* **Aim of the exercise**: Gather all lines in the entries that include the word "stats".

* **Data for processing**:
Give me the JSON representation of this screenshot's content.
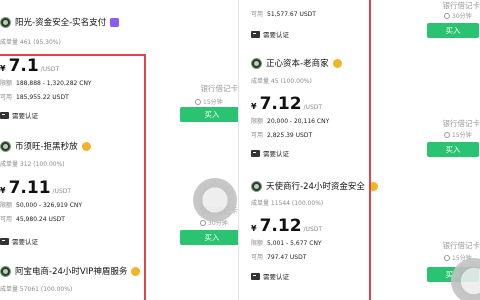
{
  "left": {
    "top_card": {
      "merchant": "阳光-资金安全-实名支付",
      "stats": "成单量 461 (95.30%)"
    },
    "card1": {
      "currency": "¥",
      "price": "7.1",
      "unit": "/USDT",
      "limit_label": "限额",
      "limit": "188,888 - 1,320,282 CNY",
      "available_label": "可用",
      "available": "185,955.22 USDT",
      "verify": "需要认证",
      "payment": "银行借记卡",
      "time": "15分钟",
      "buy": "买入"
    },
    "merchant2": {
      "merchant": "币须旺-拒黑秒放",
      "stats": "成单量 312 (100.00%)"
    },
    "card2": {
      "currency": "¥",
      "price": "7.11",
      "unit": "/USDT",
      "limit_label": "限额",
      "limit": "50,000 - 326,919 CNY",
      "available_label": "可用",
      "available": "45,980.24 USDT",
      "verify": "需要认证",
      "payment": "银行借记卡",
      "time": "30分钟",
      "buy": "买入"
    },
    "merchant3": {
      "merchant": "阿宝电商-24小时VIP神盾服务",
      "stats": "成单量 57061 (100.00%)"
    }
  },
  "right": {
    "card0": {
      "available_label": "可用",
      "available": "51,577.67 USDT",
      "verify": "需要认证",
      "payment": "银行借记卡",
      "time": "30分钟",
      "buy": "买入"
    },
    "merchant1": {
      "merchant": "正心资本-老商家",
      "stats": "成单量 45 (100.00%)"
    },
    "card1": {
      "currency": "¥",
      "price": "7.12",
      "unit": "/USDT",
      "limit_label": "限额",
      "limit": "20,000 - 20,116 CNY",
      "available_label": "可用",
      "available": "2,825.39 USDT",
      "verify": "需要认证",
      "payment": "银行借记卡",
      "time": "15分钟",
      "buy": "买入"
    },
    "merchant2": {
      "merchant": "天使商行-24小时资金安全",
      "stats": "成单量 11544 (100.00%)"
    },
    "card2": {
      "currency": "¥",
      "price": "7.12",
      "unit": "/USDT",
      "limit_label": "限额",
      "limit": "5,001 - 5,677 CNY",
      "available_label": "可用",
      "available": "797.47 USDT",
      "verify": "需要认证",
      "payment": "银行借记卡",
      "time": "15分钟",
      "buy": "买入"
    }
  },
  "colors": {
    "buy_button": "#2ac372",
    "highlight": "#e8404a",
    "muted_text": "#8b8b8b"
  }
}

* **Written answer**:
      "stats": "成单量 461 (95.30%)"
      "stats": "成单量 312 (100.00%)"
      "stats": "成单量 57061 (100.00%)"
      "stats": "成单量 45 (100.00%)"
      "stats": "成单量 11544 (100.00%)"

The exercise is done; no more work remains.